● DESCRIPTION OF THE TASK
Report each line below that carries the word "unit".
BEGIN DATA FOR THIS TASK
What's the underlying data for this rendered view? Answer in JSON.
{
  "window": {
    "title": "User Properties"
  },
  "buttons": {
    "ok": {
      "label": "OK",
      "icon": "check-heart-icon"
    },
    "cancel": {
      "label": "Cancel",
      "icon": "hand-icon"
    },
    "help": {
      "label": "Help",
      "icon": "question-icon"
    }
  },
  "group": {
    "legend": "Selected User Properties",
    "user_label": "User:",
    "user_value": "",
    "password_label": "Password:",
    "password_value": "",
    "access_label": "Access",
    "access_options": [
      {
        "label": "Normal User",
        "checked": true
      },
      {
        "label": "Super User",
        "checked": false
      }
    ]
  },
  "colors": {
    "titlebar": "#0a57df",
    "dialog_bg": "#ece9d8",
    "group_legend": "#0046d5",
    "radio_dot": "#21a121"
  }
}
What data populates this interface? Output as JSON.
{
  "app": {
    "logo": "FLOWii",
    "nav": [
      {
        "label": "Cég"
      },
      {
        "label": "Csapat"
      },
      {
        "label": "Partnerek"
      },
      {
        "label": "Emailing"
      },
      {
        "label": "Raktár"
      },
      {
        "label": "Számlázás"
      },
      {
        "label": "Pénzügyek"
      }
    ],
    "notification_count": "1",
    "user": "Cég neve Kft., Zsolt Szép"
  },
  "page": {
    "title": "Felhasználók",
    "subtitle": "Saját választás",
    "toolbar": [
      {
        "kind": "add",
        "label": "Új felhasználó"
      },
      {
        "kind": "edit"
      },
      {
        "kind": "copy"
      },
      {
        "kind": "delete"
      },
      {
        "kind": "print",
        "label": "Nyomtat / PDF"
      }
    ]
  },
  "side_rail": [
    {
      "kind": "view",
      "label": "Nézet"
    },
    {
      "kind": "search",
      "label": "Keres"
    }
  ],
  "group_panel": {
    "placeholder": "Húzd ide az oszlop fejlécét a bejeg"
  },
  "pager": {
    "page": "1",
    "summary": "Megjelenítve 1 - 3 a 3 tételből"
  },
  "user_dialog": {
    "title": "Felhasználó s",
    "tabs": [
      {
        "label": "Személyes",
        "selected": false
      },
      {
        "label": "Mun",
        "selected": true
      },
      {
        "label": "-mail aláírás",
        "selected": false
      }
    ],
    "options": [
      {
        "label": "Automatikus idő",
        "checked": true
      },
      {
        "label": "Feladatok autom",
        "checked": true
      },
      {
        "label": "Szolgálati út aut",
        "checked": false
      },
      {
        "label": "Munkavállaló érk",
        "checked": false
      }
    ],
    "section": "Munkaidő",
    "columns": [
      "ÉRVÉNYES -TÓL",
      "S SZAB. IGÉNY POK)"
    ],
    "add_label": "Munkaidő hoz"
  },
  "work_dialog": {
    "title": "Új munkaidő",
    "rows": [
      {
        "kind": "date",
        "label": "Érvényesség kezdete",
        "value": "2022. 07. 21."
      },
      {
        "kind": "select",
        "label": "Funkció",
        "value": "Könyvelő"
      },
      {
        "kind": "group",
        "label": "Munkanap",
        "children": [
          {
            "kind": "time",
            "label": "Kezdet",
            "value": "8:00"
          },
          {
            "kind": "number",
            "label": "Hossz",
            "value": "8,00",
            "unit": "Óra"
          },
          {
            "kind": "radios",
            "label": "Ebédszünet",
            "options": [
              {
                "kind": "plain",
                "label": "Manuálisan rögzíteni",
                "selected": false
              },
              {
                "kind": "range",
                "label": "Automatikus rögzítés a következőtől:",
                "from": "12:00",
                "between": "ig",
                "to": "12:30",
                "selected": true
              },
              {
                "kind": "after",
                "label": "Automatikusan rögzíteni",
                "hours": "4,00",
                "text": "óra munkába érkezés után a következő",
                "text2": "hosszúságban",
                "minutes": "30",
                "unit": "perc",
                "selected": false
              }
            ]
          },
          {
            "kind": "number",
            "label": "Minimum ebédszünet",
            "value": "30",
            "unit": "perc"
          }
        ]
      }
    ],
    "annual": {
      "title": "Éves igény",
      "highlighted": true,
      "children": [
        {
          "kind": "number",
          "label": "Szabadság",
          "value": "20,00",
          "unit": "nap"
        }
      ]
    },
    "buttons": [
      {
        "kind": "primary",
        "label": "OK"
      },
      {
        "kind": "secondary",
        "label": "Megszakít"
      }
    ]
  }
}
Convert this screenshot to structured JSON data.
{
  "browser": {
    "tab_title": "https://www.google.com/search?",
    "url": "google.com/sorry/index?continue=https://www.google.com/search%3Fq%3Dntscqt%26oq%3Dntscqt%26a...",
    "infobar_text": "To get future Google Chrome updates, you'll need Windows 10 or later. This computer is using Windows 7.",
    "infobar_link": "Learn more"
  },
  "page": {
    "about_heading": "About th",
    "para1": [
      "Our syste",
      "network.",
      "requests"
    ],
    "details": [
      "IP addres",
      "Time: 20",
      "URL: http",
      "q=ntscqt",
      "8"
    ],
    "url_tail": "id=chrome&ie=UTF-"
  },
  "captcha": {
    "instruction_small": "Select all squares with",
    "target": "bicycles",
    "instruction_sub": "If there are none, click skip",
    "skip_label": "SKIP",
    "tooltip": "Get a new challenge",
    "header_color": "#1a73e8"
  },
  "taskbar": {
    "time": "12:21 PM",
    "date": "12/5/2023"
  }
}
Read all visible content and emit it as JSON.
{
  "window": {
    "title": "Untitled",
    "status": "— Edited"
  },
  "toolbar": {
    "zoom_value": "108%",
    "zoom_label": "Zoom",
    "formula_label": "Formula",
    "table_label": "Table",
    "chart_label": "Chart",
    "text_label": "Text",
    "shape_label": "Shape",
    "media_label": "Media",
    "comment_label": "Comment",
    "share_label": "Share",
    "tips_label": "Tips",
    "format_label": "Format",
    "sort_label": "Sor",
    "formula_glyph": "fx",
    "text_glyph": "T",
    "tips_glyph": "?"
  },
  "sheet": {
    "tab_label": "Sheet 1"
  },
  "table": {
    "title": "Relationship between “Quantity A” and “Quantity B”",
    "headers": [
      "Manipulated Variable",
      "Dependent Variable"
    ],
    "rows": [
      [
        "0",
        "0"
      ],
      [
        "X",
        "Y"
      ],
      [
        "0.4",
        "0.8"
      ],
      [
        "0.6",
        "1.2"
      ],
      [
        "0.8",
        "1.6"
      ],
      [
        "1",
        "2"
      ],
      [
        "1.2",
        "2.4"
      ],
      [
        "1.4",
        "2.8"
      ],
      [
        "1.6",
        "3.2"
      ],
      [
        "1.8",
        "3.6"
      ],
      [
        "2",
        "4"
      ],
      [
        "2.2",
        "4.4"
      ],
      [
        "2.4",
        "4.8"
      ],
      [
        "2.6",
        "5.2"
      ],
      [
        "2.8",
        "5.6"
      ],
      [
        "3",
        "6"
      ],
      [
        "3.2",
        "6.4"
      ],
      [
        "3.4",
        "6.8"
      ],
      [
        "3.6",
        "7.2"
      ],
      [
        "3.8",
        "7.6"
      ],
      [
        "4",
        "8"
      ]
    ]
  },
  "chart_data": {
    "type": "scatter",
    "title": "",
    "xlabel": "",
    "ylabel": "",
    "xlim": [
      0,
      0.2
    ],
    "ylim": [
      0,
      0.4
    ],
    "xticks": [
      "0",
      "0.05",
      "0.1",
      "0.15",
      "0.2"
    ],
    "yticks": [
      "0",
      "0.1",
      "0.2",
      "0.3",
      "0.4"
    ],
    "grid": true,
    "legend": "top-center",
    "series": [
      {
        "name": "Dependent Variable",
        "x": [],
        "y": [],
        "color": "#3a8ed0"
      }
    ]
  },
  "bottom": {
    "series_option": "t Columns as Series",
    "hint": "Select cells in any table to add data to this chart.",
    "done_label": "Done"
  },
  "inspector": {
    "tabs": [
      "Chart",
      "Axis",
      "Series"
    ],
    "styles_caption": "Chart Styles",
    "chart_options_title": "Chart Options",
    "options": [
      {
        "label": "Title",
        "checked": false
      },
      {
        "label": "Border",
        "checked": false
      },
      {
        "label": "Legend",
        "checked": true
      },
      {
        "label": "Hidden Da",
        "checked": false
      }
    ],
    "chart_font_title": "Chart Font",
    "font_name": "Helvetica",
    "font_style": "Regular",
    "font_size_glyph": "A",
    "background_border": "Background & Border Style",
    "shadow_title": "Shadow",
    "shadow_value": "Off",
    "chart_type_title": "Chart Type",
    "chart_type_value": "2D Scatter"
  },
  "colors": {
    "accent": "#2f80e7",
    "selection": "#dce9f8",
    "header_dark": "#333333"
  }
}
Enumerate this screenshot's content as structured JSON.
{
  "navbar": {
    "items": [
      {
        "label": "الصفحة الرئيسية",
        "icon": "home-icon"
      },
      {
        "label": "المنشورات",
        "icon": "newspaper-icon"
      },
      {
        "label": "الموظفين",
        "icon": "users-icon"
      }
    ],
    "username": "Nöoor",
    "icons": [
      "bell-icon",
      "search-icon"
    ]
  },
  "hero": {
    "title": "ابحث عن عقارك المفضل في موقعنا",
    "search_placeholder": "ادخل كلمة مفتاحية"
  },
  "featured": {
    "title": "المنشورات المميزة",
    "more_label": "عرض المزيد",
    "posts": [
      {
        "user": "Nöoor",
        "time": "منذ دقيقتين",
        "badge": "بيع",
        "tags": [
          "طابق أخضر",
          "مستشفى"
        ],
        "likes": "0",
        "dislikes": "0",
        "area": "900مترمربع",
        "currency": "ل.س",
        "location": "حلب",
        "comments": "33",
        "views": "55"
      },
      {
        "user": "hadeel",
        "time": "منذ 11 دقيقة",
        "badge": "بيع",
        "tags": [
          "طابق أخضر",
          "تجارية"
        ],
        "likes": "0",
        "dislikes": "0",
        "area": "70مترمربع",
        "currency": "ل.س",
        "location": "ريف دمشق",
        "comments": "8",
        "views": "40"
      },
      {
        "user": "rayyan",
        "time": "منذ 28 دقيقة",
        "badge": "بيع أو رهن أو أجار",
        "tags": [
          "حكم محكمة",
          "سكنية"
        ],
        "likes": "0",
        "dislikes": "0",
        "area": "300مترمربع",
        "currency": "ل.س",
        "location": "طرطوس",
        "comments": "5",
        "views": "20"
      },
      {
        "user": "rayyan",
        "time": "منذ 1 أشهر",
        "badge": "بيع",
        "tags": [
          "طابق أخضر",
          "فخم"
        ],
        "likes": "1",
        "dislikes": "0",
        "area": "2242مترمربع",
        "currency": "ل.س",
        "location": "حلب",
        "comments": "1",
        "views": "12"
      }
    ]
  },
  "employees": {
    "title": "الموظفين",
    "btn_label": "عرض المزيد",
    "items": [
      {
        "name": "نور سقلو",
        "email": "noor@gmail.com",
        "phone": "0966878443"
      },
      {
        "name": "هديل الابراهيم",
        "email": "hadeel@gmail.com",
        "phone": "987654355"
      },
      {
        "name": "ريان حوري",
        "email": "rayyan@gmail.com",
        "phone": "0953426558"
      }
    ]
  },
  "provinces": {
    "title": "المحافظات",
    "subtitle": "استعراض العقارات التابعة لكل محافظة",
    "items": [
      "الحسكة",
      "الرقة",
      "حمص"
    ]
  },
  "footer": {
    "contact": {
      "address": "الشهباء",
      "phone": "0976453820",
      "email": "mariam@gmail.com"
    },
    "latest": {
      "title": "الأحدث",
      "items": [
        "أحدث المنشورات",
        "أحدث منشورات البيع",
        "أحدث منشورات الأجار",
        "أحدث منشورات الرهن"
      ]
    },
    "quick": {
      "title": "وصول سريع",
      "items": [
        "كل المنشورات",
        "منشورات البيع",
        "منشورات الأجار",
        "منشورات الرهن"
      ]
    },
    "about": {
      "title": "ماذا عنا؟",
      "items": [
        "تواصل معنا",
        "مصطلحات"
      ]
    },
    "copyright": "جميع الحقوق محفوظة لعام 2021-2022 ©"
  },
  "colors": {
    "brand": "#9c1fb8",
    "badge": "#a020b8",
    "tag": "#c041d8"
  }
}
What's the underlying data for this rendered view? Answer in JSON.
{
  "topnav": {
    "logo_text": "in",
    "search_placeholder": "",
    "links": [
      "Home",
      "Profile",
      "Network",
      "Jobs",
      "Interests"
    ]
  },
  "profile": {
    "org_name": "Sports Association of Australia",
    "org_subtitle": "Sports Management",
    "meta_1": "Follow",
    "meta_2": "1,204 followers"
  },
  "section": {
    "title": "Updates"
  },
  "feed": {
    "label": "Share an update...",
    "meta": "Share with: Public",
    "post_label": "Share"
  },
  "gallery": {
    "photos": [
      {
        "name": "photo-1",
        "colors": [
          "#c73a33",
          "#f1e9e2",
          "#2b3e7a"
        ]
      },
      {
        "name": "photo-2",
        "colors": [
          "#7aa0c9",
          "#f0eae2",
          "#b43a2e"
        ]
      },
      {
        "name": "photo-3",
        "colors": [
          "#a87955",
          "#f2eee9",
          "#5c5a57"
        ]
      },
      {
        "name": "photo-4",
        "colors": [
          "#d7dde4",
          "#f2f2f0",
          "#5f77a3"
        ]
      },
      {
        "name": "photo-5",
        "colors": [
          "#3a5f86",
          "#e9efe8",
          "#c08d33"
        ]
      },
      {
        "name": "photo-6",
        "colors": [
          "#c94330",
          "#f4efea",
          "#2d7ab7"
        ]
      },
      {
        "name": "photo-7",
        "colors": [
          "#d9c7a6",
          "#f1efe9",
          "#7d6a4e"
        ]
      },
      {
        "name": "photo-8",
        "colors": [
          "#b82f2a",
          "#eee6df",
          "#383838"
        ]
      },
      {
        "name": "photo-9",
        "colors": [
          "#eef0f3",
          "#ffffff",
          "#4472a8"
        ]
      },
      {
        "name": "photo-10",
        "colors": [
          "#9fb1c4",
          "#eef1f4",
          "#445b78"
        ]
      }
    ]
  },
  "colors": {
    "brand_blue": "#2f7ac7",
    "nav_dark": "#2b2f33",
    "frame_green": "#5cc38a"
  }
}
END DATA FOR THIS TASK
● EXERCISE SOLUTION
            "unit": "Óra"
                "unit": "perc",
            "unit": "perc"
          "unit": "nap"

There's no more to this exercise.